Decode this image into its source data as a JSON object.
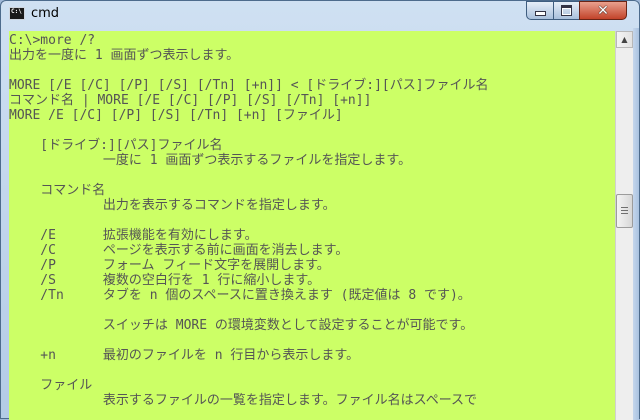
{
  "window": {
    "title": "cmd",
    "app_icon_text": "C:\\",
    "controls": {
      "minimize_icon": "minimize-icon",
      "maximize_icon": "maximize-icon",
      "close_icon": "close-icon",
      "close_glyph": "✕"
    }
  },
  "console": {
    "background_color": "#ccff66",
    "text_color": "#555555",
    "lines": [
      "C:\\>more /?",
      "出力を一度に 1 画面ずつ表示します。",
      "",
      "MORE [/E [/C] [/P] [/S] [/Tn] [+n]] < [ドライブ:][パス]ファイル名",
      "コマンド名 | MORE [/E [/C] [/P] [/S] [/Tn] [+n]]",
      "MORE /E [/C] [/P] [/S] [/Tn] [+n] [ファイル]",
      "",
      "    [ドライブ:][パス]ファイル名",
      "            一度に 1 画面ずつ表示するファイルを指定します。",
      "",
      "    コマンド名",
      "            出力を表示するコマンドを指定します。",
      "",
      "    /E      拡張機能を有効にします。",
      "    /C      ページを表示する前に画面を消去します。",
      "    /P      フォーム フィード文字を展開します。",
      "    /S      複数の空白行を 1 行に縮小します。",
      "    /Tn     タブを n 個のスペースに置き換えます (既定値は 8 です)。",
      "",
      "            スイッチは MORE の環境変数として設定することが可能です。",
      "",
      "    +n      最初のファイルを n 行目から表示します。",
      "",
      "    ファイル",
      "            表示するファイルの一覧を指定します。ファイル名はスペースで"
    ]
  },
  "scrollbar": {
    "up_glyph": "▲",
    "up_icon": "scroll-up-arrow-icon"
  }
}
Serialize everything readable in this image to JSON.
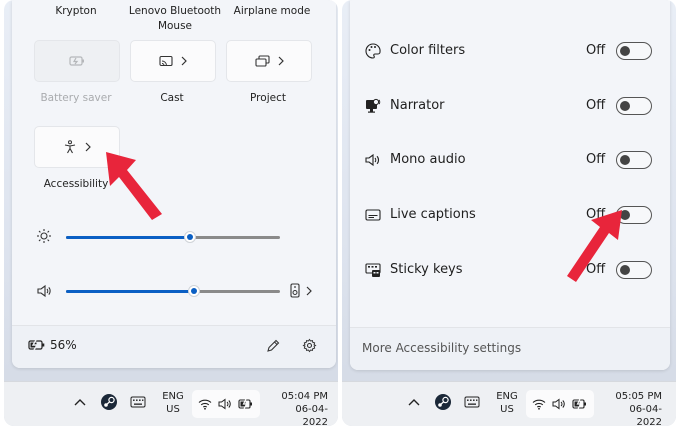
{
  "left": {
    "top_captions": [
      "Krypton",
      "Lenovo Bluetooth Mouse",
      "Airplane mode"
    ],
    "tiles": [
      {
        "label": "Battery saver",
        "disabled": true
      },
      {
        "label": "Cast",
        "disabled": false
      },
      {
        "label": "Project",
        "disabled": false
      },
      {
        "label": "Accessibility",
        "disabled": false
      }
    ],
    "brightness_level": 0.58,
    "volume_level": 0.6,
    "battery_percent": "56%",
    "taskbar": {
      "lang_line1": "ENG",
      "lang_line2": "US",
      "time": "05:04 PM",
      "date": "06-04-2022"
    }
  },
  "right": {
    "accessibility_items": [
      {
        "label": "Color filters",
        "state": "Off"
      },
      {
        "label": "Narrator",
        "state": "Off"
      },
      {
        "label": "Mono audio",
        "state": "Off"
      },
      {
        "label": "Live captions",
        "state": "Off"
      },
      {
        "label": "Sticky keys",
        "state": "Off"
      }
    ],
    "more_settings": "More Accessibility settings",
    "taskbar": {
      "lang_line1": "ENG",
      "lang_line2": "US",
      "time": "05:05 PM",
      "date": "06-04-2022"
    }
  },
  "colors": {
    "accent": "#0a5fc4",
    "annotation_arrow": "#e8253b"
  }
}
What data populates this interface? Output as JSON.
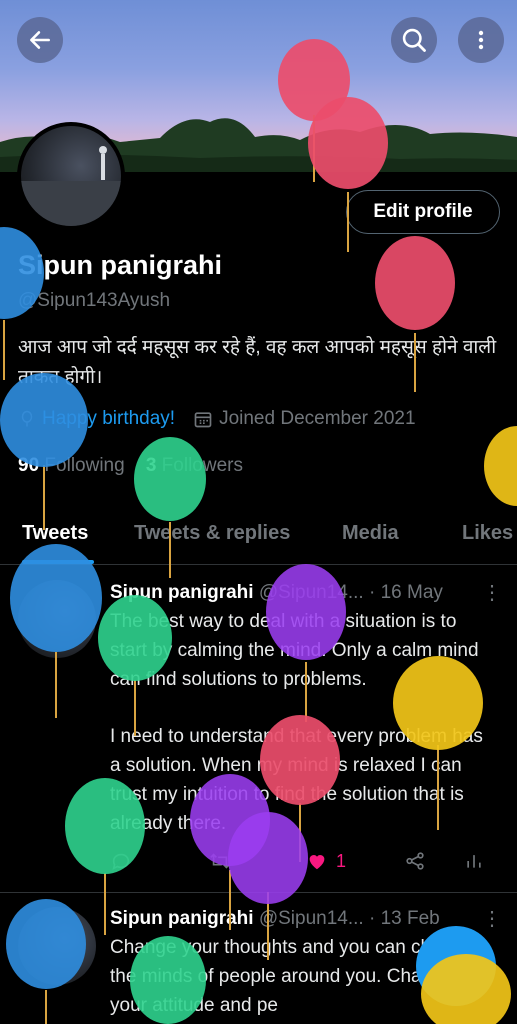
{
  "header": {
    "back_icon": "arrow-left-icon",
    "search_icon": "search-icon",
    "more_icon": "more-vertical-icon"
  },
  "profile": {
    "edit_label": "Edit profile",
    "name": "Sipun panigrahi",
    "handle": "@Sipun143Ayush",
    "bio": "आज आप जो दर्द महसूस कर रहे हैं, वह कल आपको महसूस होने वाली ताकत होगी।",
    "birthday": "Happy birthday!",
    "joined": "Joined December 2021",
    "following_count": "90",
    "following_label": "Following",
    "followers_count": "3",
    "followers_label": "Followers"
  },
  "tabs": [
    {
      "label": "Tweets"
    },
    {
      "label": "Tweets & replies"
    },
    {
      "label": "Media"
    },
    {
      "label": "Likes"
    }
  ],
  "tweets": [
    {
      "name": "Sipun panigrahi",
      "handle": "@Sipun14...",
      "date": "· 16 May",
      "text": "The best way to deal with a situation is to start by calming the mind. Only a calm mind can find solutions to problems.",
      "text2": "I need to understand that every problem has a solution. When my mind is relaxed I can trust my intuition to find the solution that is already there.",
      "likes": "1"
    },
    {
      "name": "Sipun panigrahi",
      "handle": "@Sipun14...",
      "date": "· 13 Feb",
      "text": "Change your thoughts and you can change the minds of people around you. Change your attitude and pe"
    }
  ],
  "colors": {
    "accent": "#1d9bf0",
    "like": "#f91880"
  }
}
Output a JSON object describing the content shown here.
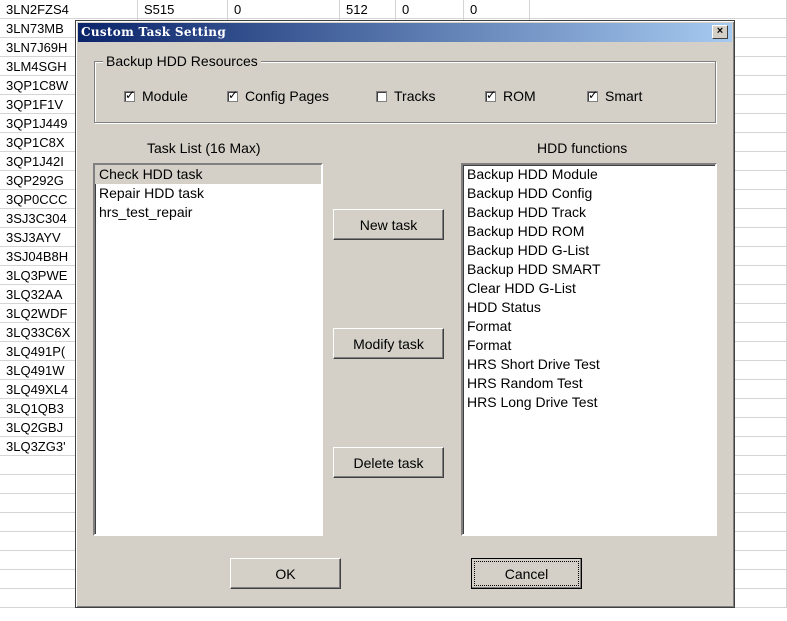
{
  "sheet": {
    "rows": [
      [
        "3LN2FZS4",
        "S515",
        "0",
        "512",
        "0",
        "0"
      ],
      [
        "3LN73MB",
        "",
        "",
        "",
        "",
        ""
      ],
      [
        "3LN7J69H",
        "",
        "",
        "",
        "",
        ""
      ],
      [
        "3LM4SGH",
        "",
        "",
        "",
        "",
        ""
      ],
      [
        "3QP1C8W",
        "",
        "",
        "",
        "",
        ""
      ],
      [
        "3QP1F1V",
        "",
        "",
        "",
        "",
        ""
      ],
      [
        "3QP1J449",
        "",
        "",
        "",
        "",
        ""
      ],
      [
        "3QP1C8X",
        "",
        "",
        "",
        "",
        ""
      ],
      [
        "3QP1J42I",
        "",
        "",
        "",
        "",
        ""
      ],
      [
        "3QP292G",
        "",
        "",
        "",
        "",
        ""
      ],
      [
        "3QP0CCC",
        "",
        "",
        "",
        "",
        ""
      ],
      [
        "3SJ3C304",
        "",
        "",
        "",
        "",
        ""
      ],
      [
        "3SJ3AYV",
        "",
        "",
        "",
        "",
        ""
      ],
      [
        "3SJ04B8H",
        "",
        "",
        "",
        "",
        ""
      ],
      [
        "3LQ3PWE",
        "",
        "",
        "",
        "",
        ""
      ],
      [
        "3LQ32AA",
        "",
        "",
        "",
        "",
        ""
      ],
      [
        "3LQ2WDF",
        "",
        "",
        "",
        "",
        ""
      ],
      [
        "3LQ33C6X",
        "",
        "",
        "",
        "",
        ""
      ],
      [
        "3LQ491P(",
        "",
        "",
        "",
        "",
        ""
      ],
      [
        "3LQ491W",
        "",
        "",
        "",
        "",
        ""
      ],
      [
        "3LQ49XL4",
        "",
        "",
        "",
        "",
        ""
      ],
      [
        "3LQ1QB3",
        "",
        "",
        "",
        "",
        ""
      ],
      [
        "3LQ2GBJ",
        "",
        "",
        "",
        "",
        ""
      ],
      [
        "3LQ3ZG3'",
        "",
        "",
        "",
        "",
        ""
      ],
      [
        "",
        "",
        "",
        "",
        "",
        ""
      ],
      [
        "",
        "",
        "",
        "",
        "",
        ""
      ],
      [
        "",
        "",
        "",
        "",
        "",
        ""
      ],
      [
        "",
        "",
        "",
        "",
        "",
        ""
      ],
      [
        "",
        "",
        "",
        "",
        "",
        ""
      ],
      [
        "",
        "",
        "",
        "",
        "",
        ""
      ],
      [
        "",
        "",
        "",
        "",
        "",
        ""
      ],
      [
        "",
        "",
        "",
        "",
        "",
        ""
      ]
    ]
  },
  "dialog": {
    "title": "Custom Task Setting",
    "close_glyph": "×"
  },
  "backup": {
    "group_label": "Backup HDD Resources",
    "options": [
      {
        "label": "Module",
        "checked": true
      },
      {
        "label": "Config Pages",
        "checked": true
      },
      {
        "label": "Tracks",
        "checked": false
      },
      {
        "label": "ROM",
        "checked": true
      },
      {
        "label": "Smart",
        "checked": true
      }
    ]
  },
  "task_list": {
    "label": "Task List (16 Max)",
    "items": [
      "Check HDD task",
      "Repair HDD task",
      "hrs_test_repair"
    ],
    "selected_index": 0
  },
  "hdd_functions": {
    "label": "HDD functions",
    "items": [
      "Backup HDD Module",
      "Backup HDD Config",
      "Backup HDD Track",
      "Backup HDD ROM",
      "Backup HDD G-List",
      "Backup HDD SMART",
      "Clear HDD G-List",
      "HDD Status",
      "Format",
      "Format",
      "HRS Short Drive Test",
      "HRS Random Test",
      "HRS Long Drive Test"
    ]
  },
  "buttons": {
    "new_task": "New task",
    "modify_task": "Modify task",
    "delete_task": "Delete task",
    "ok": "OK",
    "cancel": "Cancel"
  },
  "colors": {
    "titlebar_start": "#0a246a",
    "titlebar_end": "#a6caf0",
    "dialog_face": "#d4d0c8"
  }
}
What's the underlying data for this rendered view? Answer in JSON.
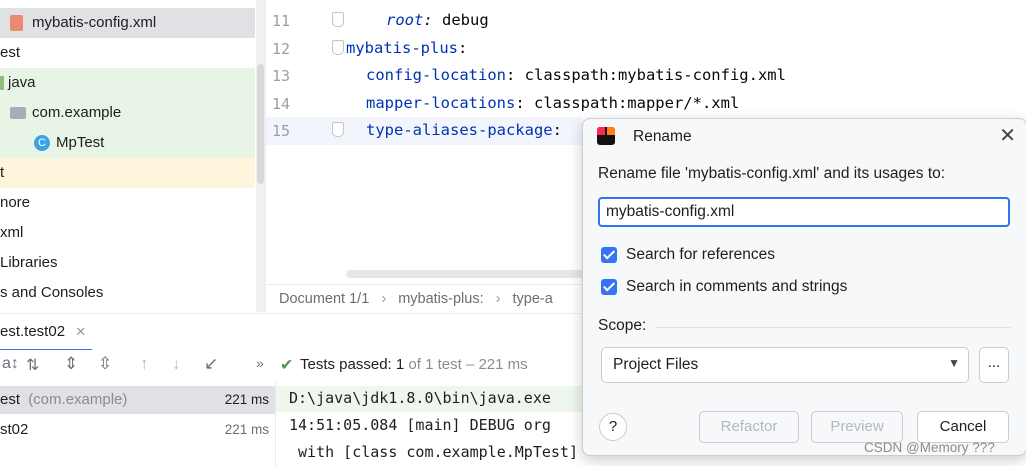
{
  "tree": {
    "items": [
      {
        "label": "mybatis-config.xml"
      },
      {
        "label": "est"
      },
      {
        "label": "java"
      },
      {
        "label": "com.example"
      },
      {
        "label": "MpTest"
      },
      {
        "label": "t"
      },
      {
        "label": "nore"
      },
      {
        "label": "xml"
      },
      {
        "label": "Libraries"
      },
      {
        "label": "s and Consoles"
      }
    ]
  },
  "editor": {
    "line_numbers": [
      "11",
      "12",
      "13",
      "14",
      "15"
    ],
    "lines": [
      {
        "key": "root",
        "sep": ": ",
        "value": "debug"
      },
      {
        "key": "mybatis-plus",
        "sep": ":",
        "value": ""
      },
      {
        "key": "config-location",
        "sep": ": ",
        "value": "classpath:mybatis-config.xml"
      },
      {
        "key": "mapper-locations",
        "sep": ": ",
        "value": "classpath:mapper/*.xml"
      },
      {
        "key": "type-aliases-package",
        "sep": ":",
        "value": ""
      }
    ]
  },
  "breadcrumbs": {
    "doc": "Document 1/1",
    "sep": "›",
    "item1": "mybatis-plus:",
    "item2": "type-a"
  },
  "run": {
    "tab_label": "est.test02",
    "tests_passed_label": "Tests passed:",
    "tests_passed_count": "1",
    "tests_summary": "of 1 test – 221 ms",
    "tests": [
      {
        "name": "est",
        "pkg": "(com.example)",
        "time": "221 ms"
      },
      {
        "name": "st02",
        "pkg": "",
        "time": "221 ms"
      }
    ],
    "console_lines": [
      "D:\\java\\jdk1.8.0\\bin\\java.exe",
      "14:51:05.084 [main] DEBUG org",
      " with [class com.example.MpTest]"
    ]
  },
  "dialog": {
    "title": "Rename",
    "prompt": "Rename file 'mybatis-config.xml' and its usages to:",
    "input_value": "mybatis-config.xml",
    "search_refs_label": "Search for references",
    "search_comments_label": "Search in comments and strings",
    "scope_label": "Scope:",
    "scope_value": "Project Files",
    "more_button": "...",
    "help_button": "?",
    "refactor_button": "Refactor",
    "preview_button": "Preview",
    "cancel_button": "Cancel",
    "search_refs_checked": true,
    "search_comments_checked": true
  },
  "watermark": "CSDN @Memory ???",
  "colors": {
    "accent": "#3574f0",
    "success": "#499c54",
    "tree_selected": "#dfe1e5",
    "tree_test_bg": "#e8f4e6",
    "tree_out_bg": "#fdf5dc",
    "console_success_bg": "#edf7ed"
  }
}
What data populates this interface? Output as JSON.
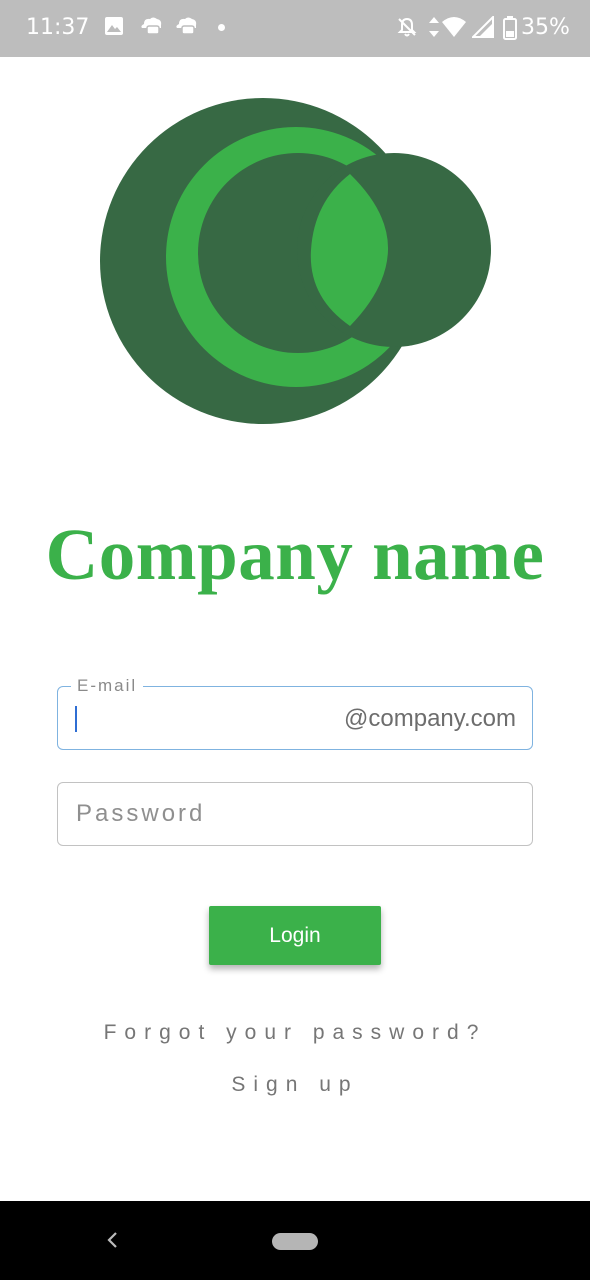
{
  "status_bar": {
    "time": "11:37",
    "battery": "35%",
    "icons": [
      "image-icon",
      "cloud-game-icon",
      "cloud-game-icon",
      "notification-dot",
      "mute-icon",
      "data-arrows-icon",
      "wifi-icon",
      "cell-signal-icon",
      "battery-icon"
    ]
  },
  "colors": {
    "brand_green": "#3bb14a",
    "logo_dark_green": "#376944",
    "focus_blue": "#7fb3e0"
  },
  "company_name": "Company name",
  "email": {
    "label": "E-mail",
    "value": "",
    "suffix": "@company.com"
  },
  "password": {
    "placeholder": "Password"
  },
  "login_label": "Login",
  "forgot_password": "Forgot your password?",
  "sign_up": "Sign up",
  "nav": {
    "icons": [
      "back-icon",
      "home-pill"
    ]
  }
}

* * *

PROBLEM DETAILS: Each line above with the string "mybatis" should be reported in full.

RESPONSE AREA:
        "label": "mybatis-config.xml"
        "key": "mybatis-plus",
        "value": "classpath:mybatis-config.xml"
    "item1": "mybatis-plus:",
    "prompt": "Rename file 'mybatis-config.xml' and its usages to:",
    "input_value": "mybatis-config.xml",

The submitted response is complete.